HOW TO COMPLETE THIS TASK
Give the data again exactly as it appears, excluding any pictures.

(SOURCE DATA begins)

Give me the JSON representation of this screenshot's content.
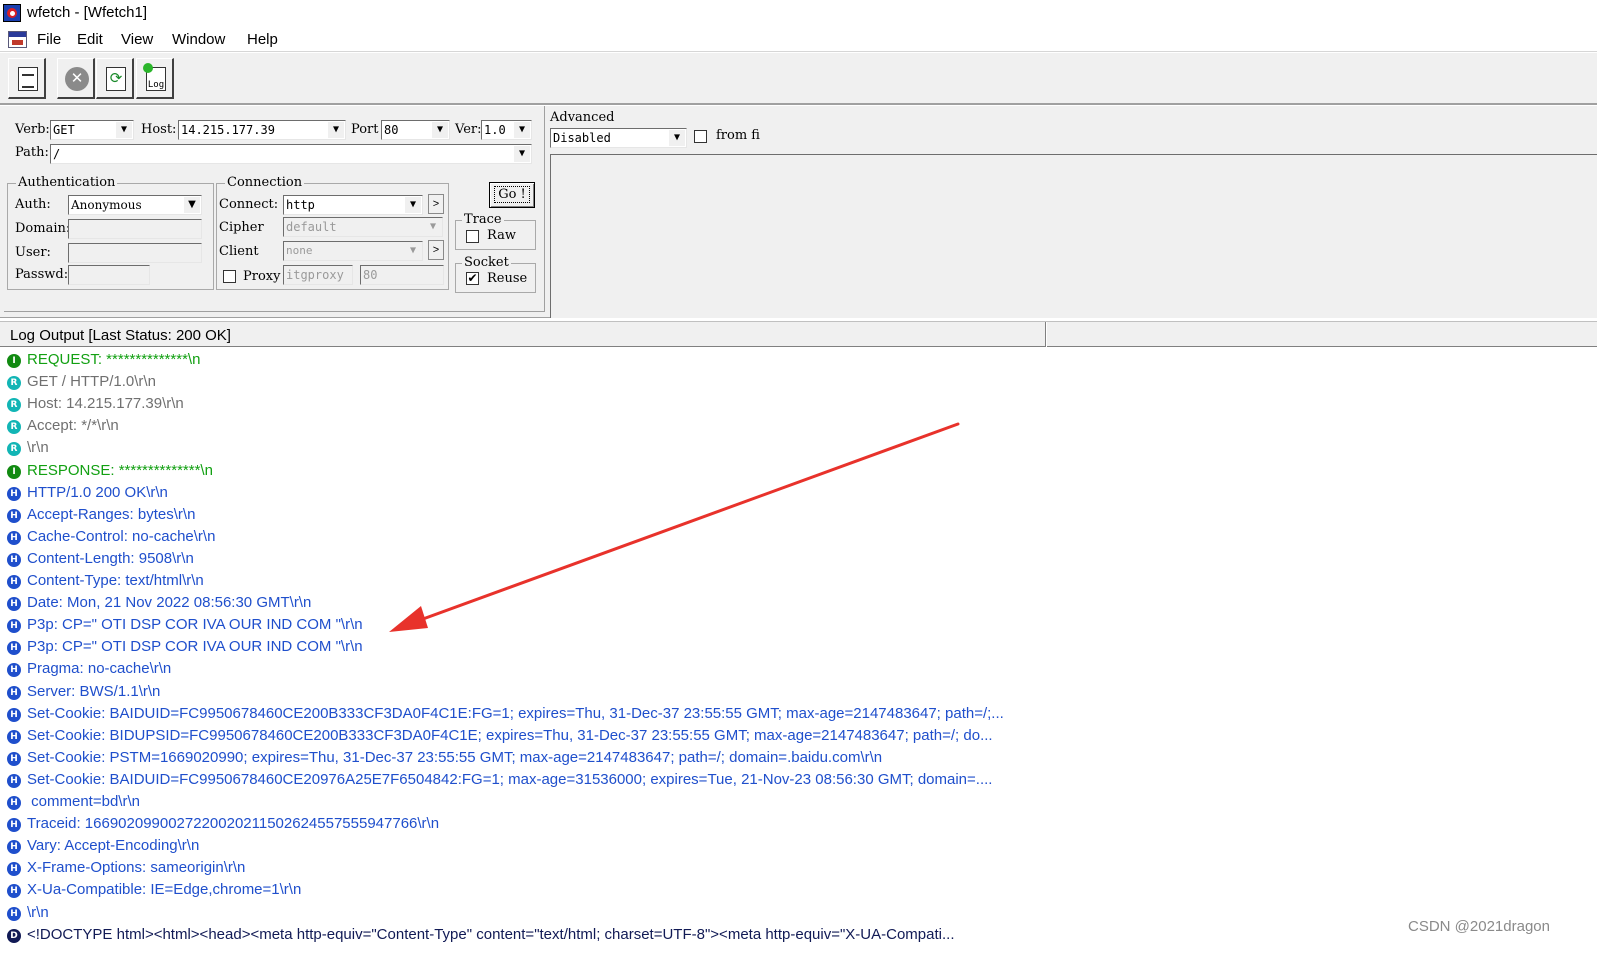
{
  "window": {
    "title": "wfetch - [Wfetch1]"
  },
  "menu": [
    "File",
    "Edit",
    "View",
    "Window",
    "Help"
  ],
  "toolbar": {
    "log_icon_text": "Log"
  },
  "request": {
    "verb_label": "Verb:",
    "verb_value": "GET",
    "host_label": "Host:",
    "host_value": "14.215.177.39",
    "port_label": "Port",
    "port_value": "80",
    "ver_label": "Ver:",
    "ver_value": "1.0",
    "path_label": "Path:",
    "path_value": "/"
  },
  "advanced": {
    "label": "Advanced",
    "value": "Disabled",
    "from_file_label": "from fi"
  },
  "authentication": {
    "title": "Authentication",
    "auth_label": "Auth:",
    "auth_value": "Anonymous",
    "domain_label": "Domain:",
    "user_label": "User:",
    "passwd_label": "Passwd:"
  },
  "connection": {
    "title": "Connection",
    "connect_label": "Connect:",
    "connect_value": "http",
    "cipher_label": "Cipher",
    "cipher_value": "default",
    "client_label": "Client",
    "client_value": "none",
    "proxy_label": "Proxy",
    "proxy_value": "itgproxy",
    "proxy_port": "80"
  },
  "go_label": "Go !",
  "trace": {
    "title": "Trace",
    "raw_label": "Raw"
  },
  "socket": {
    "title": "Socket",
    "reuse_label": "Reuse",
    "reuse_checked": "✔"
  },
  "log": {
    "title": "Log Output [Last Status: 200 OK]",
    "lines": [
      {
        "type": "I",
        "text": "REQUEST: **************\\n",
        "color": "#12a012"
      },
      {
        "type": "R",
        "text": "GET / HTTP/1.0\\r\\n",
        "color": "#707070"
      },
      {
        "type": "R",
        "text": "Host: 14.215.177.39\\r\\n",
        "color": "#707070"
      },
      {
        "type": "R",
        "text": "Accept: */*\\r\\n",
        "color": "#707070"
      },
      {
        "type": "R",
        "text": "\\r\\n",
        "color": "#707070"
      },
      {
        "type": "I",
        "text": "RESPONSE: **************\\n",
        "color": "#12a012"
      },
      {
        "type": "H",
        "text": "HTTP/1.0 200 OK\\r\\n",
        "color": "#1f4fcc"
      },
      {
        "type": "H",
        "text": "Accept-Ranges: bytes\\r\\n",
        "color": "#1f4fcc"
      },
      {
        "type": "H",
        "text": "Cache-Control: no-cache\\r\\n",
        "color": "#1f4fcc"
      },
      {
        "type": "H",
        "text": "Content-Length: 9508\\r\\n",
        "color": "#1f4fcc"
      },
      {
        "type": "H",
        "text": "Content-Type: text/html\\r\\n",
        "color": "#1f4fcc"
      },
      {
        "type": "H",
        "text": "Date: Mon, 21 Nov 2022 08:56:30 GMT\\r\\n",
        "color": "#1f4fcc"
      },
      {
        "type": "H",
        "text": "P3p: CP=\" OTI DSP COR IVA OUR IND COM \"\\r\\n",
        "color": "#1f4fcc"
      },
      {
        "type": "H",
        "text": "P3p: CP=\" OTI DSP COR IVA OUR IND COM \"\\r\\n",
        "color": "#1f4fcc"
      },
      {
        "type": "H",
        "text": "Pragma: no-cache\\r\\n",
        "color": "#1f4fcc"
      },
      {
        "type": "H",
        "text": "Server: BWS/1.1\\r\\n",
        "color": "#1f4fcc"
      },
      {
        "type": "H",
        "text": "Set-Cookie: BAIDUID=FC9950678460CE200B333CF3DA0F4C1E:FG=1; expires=Thu, 31-Dec-37 23:55:55 GMT; max-age=2147483647; path=/;...",
        "color": "#1f4fcc"
      },
      {
        "type": "H",
        "text": "Set-Cookie: BIDUPSID=FC9950678460CE200B333CF3DA0F4C1E; expires=Thu, 31-Dec-37 23:55:55 GMT; max-age=2147483647; path=/; do...",
        "color": "#1f4fcc"
      },
      {
        "type": "H",
        "text": "Set-Cookie: PSTM=1669020990; expires=Thu, 31-Dec-37 23:55:55 GMT; max-age=2147483647; path=/; domain=.baidu.com\\r\\n",
        "color": "#1f4fcc"
      },
      {
        "type": "H",
        "text": "Set-Cookie: BAIDUID=FC9950678460CE20976A25E7F6504842:FG=1; max-age=31536000; expires=Tue, 21-Nov-23 08:56:30 GMT; domain=....",
        "color": "#1f4fcc"
      },
      {
        "type": "H",
        "text": " comment=bd\\r\\n",
        "color": "#1f4fcc"
      },
      {
        "type": "H",
        "text": "Traceid: 1669020990027220020211502624557555947766\\r\\n",
        "color": "#1f4fcc"
      },
      {
        "type": "H",
        "text": "Vary: Accept-Encoding\\r\\n",
        "color": "#1f4fcc"
      },
      {
        "type": "H",
        "text": "X-Frame-Options: sameorigin\\r\\n",
        "color": "#1f4fcc"
      },
      {
        "type": "H",
        "text": "X-Ua-Compatible: IE=Edge,chrome=1\\r\\n",
        "color": "#1f4fcc"
      },
      {
        "type": "H",
        "text": "\\r\\n",
        "color": "#1f4fcc"
      },
      {
        "type": "D",
        "text": "<!DOCTYPE html><html><head><meta http-equiv=\"Content-Type\" content=\"text/html; charset=UTF-8\"><meta http-equiv=\"X-UA-Compati...",
        "color": "#111a55"
      }
    ]
  },
  "colors": {
    "annotation_arrow": "#e8322b"
  },
  "watermark": "CSDN @2021dragon"
}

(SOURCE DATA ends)

FINISHED TASK
Give me the JSON representation of this screenshot's content.
{
  "window": {
    "title": "wfetch - [Wfetch1]"
  },
  "menu": [
    "File",
    "Edit",
    "View",
    "Window",
    "Help"
  ],
  "toolbar": {
    "log_icon_text": "Log"
  },
  "request": {
    "verb_label": "Verb:",
    "verb_value": "GET",
    "host_label": "Host:",
    "host_value": "14.215.177.39",
    "port_label": "Port",
    "port_value": "80",
    "ver_label": "Ver:",
    "ver_value": "1.0",
    "path_label": "Path:",
    "path_value": "/"
  },
  "advanced": {
    "label": "Advanced",
    "value": "Disabled",
    "from_file_label": "from fi"
  },
  "authentication": {
    "title": "Authentication",
    "auth_label": "Auth:",
    "auth_value": "Anonymous",
    "domain_label": "Domain:",
    "user_label": "User:",
    "passwd_label": "Passwd:"
  },
  "connection": {
    "title": "Connection",
    "connect_label": "Connect:",
    "connect_value": "http",
    "cipher_label": "Cipher",
    "cipher_value": "default",
    "client_label": "Client",
    "client_value": "none",
    "proxy_label": "Proxy",
    "proxy_value": "itgproxy",
    "proxy_port": "80"
  },
  "go_label": "Go !",
  "trace": {
    "title": "Trace",
    "raw_label": "Raw"
  },
  "socket": {
    "title": "Socket",
    "reuse_label": "Reuse",
    "reuse_checked": "✔"
  },
  "log": {
    "title": "Log Output [Last Status: 200 OK]",
    "lines": [
      {
        "type": "I",
        "text": "REQUEST: **************\\n",
        "color": "#12a012"
      },
      {
        "type": "R",
        "text": "GET / HTTP/1.0\\r\\n",
        "color": "#707070"
      },
      {
        "type": "R",
        "text": "Host: 14.215.177.39\\r\\n",
        "color": "#707070"
      },
      {
        "type": "R",
        "text": "Accept: */*\\r\\n",
        "color": "#707070"
      },
      {
        "type": "R",
        "text": "\\r\\n",
        "color": "#707070"
      },
      {
        "type": "I",
        "text": "RESPONSE: **************\\n",
        "color": "#12a012"
      },
      {
        "type": "H",
        "text": "HTTP/1.0 200 OK\\r\\n",
        "color": "#1f4fcc"
      },
      {
        "type": "H",
        "text": "Accept-Ranges: bytes\\r\\n",
        "color": "#1f4fcc"
      },
      {
        "type": "H",
        "text": "Cache-Control: no-cache\\r\\n",
        "color": "#1f4fcc"
      },
      {
        "type": "H",
        "text": "Content-Length: 9508\\r\\n",
        "color": "#1f4fcc"
      },
      {
        "type": "H",
        "text": "Content-Type: text/html\\r\\n",
        "color": "#1f4fcc"
      },
      {
        "type": "H",
        "text": "Date: Mon, 21 Nov 2022 08:56:30 GMT\\r\\n",
        "color": "#1f4fcc"
      },
      {
        "type": "H",
        "text": "P3p: CP=\" OTI DSP COR IVA OUR IND COM \"\\r\\n",
        "color": "#1f4fcc"
      },
      {
        "type": "H",
        "text": "P3p: CP=\" OTI DSP COR IVA OUR IND COM \"\\r\\n",
        "color": "#1f4fcc"
      },
      {
        "type": "H",
        "text": "Pragma: no-cache\\r\\n",
        "color": "#1f4fcc"
      },
      {
        "type": "H",
        "text": "Server: BWS/1.1\\r\\n",
        "color": "#1f4fcc"
      },
      {
        "type": "H",
        "text": "Set-Cookie: BAIDUID=FC9950678460CE200B333CF3DA0F4C1E:FG=1; expires=Thu, 31-Dec-37 23:55:55 GMT; max-age=2147483647; path=/;...",
        "color": "#1f4fcc"
      },
      {
        "type": "H",
        "text": "Set-Cookie: BIDUPSID=FC9950678460CE200B333CF3DA0F4C1E; expires=Thu, 31-Dec-37 23:55:55 GMT; max-age=2147483647; path=/; do...",
        "color": "#1f4fcc"
      },
      {
        "type": "H",
        "text": "Set-Cookie: PSTM=1669020990; expires=Thu, 31-Dec-37 23:55:55 GMT; max-age=2147483647; path=/; domain=.baidu.com\\r\\n",
        "color": "#1f4fcc"
      },
      {
        "type": "H",
        "text": "Set-Cookie: BAIDUID=FC9950678460CE20976A25E7F6504842:FG=1; max-age=31536000; expires=Tue, 21-Nov-23 08:56:30 GMT; domain=....",
        "color": "#1f4fcc"
      },
      {
        "type": "H",
        "text": " comment=bd\\r\\n",
        "color": "#1f4fcc"
      },
      {
        "type": "H",
        "text": "Traceid: 1669020990027220020211502624557555947766\\r\\n",
        "color": "#1f4fcc"
      },
      {
        "type": "H",
        "text": "Vary: Accept-Encoding\\r\\n",
        "color": "#1f4fcc"
      },
      {
        "type": "H",
        "text": "X-Frame-Options: sameorigin\\r\\n",
        "color": "#1f4fcc"
      },
      {
        "type": "H",
        "text": "X-Ua-Compatible: IE=Edge,chrome=1\\r\\n",
        "color": "#1f4fcc"
      },
      {
        "type": "H",
        "text": "\\r\\n",
        "color": "#1f4fcc"
      },
      {
        "type": "D",
        "text": "<!DOCTYPE html><html><head><meta http-equiv=\"Content-Type\" content=\"text/html; charset=UTF-8\"><meta http-equiv=\"X-UA-Compati...",
        "color": "#111a55"
      }
    ]
  },
  "colors": {
    "annotation_arrow": "#e8322b"
  },
  "watermark": "CSDN @2021dragon"
}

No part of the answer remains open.